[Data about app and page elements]
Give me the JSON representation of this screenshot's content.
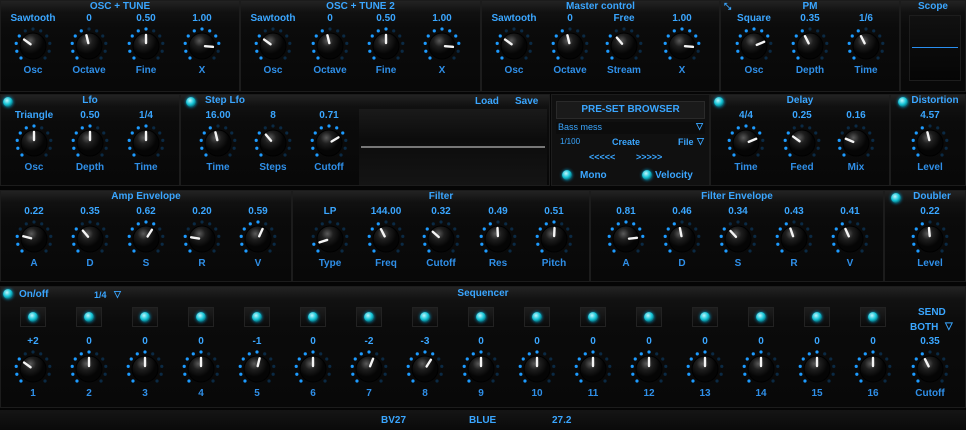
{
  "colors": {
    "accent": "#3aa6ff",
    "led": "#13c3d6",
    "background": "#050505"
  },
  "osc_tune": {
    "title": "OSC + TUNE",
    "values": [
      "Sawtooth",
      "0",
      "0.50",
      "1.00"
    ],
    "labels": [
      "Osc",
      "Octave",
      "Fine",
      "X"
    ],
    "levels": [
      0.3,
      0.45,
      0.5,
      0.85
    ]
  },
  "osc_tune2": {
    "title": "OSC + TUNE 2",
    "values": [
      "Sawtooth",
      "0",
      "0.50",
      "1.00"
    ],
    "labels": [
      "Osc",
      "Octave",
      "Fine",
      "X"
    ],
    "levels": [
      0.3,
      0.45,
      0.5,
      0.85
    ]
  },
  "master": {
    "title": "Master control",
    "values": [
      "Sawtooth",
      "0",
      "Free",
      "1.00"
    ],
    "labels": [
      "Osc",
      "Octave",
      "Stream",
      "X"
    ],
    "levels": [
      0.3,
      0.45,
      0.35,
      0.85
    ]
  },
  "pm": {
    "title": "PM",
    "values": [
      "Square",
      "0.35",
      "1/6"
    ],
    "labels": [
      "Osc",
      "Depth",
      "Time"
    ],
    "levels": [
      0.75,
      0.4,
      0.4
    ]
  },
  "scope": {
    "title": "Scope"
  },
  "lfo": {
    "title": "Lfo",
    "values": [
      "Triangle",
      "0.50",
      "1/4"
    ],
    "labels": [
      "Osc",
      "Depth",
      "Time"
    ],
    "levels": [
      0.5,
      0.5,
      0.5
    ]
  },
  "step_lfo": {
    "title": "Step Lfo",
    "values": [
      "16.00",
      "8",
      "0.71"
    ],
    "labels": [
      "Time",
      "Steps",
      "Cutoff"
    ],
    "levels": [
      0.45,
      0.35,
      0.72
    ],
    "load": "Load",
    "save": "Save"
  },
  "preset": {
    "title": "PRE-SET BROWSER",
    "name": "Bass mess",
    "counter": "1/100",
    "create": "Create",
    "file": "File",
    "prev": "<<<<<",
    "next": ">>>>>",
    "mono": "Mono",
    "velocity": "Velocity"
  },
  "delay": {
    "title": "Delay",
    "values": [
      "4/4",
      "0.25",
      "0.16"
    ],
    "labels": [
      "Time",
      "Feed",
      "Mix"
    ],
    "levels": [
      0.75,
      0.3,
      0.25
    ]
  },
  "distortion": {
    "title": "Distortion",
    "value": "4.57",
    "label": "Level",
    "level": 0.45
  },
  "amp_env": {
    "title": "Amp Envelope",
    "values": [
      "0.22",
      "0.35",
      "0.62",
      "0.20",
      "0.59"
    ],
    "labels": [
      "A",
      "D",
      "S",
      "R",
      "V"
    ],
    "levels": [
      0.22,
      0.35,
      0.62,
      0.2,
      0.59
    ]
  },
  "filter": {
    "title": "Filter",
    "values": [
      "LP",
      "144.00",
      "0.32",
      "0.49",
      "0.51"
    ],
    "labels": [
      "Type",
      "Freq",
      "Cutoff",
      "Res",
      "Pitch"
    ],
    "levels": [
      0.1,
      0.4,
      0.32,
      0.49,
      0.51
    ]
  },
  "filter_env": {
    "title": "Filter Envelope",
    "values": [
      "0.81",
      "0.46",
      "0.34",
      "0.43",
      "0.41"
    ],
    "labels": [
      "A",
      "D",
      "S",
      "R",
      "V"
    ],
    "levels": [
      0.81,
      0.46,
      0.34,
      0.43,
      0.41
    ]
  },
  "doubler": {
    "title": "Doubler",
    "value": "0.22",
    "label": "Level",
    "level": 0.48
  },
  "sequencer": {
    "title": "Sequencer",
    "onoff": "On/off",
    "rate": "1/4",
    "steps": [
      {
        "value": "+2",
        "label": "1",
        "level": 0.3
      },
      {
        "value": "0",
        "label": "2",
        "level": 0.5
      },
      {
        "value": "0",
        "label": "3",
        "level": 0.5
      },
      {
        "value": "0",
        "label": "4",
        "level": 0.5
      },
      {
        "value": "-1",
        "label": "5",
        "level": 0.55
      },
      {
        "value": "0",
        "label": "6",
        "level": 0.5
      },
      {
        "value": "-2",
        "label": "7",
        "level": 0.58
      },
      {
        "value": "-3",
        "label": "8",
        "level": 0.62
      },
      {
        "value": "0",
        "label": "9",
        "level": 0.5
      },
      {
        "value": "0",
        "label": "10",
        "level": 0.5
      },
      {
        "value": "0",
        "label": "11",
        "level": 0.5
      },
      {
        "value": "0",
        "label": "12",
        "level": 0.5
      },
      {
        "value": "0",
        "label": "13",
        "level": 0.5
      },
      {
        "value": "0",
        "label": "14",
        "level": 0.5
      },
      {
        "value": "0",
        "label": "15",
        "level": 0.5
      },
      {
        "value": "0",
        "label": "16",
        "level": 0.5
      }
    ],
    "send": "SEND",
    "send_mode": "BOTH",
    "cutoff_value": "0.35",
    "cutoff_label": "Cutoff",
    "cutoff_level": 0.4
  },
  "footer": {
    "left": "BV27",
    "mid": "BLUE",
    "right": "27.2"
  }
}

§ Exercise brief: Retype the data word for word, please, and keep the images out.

§ Finished exercise:
Give me the JSON representation of this screenshot's content.
{
  "colors": {
    "accent": "#3aa6ff",
    "led": "#13c3d6",
    "background": "#050505"
  },
  "osc_tune": {
    "title": "OSC + TUNE",
    "values": [
      "Sawtooth",
      "0",
      "0.50",
      "1.00"
    ],
    "labels": [
      "Osc",
      "Octave",
      "Fine",
      "X"
    ],
    "levels": [
      0.3,
      0.45,
      0.5,
      0.85
    ]
  },
  "osc_tune2": {
    "title": "OSC + TUNE 2",
    "values": [
      "Sawtooth",
      "0",
      "0.50",
      "1.00"
    ],
    "labels": [
      "Osc",
      "Octave",
      "Fine",
      "X"
    ],
    "levels": [
      0.3,
      0.45,
      0.5,
      0.85
    ]
  },
  "master": {
    "title": "Master control",
    "values": [
      "Sawtooth",
      "0",
      "Free",
      "1.00"
    ],
    "labels": [
      "Osc",
      "Octave",
      "Stream",
      "X"
    ],
    "levels": [
      0.3,
      0.45,
      0.35,
      0.85
    ]
  },
  "pm": {
    "title": "PM",
    "values": [
      "Square",
      "0.35",
      "1/6"
    ],
    "labels": [
      "Osc",
      "Depth",
      "Time"
    ],
    "levels": [
      0.75,
      0.4,
      0.4
    ]
  },
  "scope": {
    "title": "Scope"
  },
  "lfo": {
    "title": "Lfo",
    "values": [
      "Triangle",
      "0.50",
      "1/4"
    ],
    "labels": [
      "Osc",
      "Depth",
      "Time"
    ],
    "levels": [
      0.5,
      0.5,
      0.5
    ]
  },
  "step_lfo": {
    "title": "Step Lfo",
    "values": [
      "16.00",
      "8",
      "0.71"
    ],
    "labels": [
      "Time",
      "Steps",
      "Cutoff"
    ],
    "levels": [
      0.45,
      0.35,
      0.72
    ],
    "load": "Load",
    "save": "Save"
  },
  "preset": {
    "title": "PRE-SET BROWSER",
    "name": "Bass mess",
    "counter": "1/100",
    "create": "Create",
    "file": "File",
    "prev": "<<<<<",
    "next": ">>>>>",
    "mono": "Mono",
    "velocity": "Velocity"
  },
  "delay": {
    "title": "Delay",
    "values": [
      "4/4",
      "0.25",
      "0.16"
    ],
    "labels": [
      "Time",
      "Feed",
      "Mix"
    ],
    "levels": [
      0.75,
      0.3,
      0.25
    ]
  },
  "distortion": {
    "title": "Distortion",
    "value": "4.57",
    "label": "Level",
    "level": 0.45
  },
  "amp_env": {
    "title": "Amp Envelope",
    "values": [
      "0.22",
      "0.35",
      "0.62",
      "0.20",
      "0.59"
    ],
    "labels": [
      "A",
      "D",
      "S",
      "R",
      "V"
    ],
    "levels": [
      0.22,
      0.35,
      0.62,
      0.2,
      0.59
    ]
  },
  "filter": {
    "title": "Filter",
    "values": [
      "LP",
      "144.00",
      "0.32",
      "0.49",
      "0.51"
    ],
    "labels": [
      "Type",
      "Freq",
      "Cutoff",
      "Res",
      "Pitch"
    ],
    "levels": [
      0.1,
      0.4,
      0.32,
      0.49,
      0.51
    ]
  },
  "filter_env": {
    "title": "Filter Envelope",
    "values": [
      "0.81",
      "0.46",
      "0.34",
      "0.43",
      "0.41"
    ],
    "labels": [
      "A",
      "D",
      "S",
      "R",
      "V"
    ],
    "levels": [
      0.81,
      0.46,
      0.34,
      0.43,
      0.41
    ]
  },
  "doubler": {
    "title": "Doubler",
    "value": "0.22",
    "label": "Level",
    "level": 0.48
  },
  "sequencer": {
    "title": "Sequencer",
    "onoff": "On/off",
    "rate": "1/4",
    "steps": [
      {
        "value": "+2",
        "label": "1",
        "level": 0.3
      },
      {
        "value": "0",
        "label": "2",
        "level": 0.5
      },
      {
        "value": "0",
        "label": "3",
        "level": 0.5
      },
      {
        "value": "0",
        "label": "4",
        "level": 0.5
      },
      {
        "value": "-1",
        "label": "5",
        "level": 0.55
      },
      {
        "value": "0",
        "label": "6",
        "level": 0.5
      },
      {
        "value": "-2",
        "label": "7",
        "level": 0.58
      },
      {
        "value": "-3",
        "label": "8",
        "level": 0.62
      },
      {
        "value": "0",
        "label": "9",
        "level": 0.5
      },
      {
        "value": "0",
        "label": "10",
        "level": 0.5
      },
      {
        "value": "0",
        "label": "11",
        "level": 0.5
      },
      {
        "value": "0",
        "label": "12",
        "level": 0.5
      },
      {
        "value": "0",
        "label": "13",
        "level": 0.5
      },
      {
        "value": "0",
        "label": "14",
        "level": 0.5
      },
      {
        "value": "0",
        "label": "15",
        "level": 0.5
      },
      {
        "value": "0",
        "label": "16",
        "level": 0.5
      }
    ],
    "send": "SEND",
    "send_mode": "BOTH",
    "cutoff_value": "0.35",
    "cutoff_label": "Cutoff",
    "cutoff_level": 0.4
  },
  "footer": {
    "left": "BV27",
    "mid": "BLUE",
    "right": "27.2"
  }
}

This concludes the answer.